By Topic

Real-time adaptive information-theoretic optimization of neurophysiology experiments

Sign In

Cookies must be enabled to login.After enabling cookies , please use refresh or reload or ctrl+f5 on the browser for the login options.

Formats Non-Member Member
$15 $15
Learn how you can qualify for the best price for this item!
Become an IEEE Member or Subscribe to
IEEE Xplore for exclusive pricing!
close button

puzzle piece

IEEE membership options for an individual and IEEE Xplore subscriptions for an organization offer the most affordable access to essential journal articles, conference papers, standards, eBooks, and eLearning courses.

Learn more about:

IEEE membership

IEEE Xplore subscriptions

3 Author(s)
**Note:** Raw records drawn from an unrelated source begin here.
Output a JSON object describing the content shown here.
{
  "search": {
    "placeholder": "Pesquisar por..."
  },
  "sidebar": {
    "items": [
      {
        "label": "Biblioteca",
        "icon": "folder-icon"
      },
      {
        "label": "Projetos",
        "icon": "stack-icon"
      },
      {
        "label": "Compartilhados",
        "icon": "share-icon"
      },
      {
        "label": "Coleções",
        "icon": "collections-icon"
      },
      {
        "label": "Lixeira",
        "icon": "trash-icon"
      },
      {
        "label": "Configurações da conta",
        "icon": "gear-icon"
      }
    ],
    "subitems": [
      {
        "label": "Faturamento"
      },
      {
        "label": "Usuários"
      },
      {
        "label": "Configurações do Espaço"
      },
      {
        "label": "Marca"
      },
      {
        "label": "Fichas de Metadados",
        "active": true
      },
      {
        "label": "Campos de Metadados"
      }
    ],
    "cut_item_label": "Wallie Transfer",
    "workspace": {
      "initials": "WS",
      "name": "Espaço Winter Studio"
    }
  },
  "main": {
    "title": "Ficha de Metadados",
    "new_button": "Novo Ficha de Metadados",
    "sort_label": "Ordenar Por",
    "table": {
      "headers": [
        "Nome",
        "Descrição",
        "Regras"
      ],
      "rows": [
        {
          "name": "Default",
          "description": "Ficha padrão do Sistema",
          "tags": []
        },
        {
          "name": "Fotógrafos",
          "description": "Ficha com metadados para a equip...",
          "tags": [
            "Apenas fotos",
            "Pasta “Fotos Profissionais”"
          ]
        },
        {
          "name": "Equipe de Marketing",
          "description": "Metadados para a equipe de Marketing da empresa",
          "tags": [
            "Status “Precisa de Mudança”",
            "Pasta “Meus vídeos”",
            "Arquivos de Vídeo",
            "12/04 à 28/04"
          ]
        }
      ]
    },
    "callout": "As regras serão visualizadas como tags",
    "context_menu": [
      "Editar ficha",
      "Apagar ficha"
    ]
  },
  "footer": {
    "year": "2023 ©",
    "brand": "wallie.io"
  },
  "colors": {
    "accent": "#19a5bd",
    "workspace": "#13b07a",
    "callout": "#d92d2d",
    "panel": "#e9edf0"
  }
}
Adaptively optimizing experiments can significantly reduce the number of trials needed to characterize neural responses using parametric statistical models. However, the potential for these methods has been limited to date by severe computational challenges: choosing the stimulus which will provide the most information about the (typically high-dimensional) model parameters requires evaluating a high-dimensional integration and optimization in near-real time. Here we present a fast algorithm for choosing the optimal (most informative) stimulus based on a Fisher approximation of the Shannon information and specialized numerical linear algebra techniques. This algorithm requires only low-rank matrix manipulations and a one-dimensional linesearch to choose the stimulus and is therefore efficient even for high-dimensional stimulus and parameter spaces; for example, we require just 15 milliseconds on a desktop computer to optimize a 100-dimensional stimulus. Our algorithm therefore makes real-time adaptive experimental design feasible. Simulation results show that model parameters can be estimated much more efficiently using these adaptive techniques than by using random (nonadaptive) stimuli. Finally, we generalize the algorithm to efficiently handle both fast adaptation due to spike-history effects and slow, non-systematic drifts in the model parameters.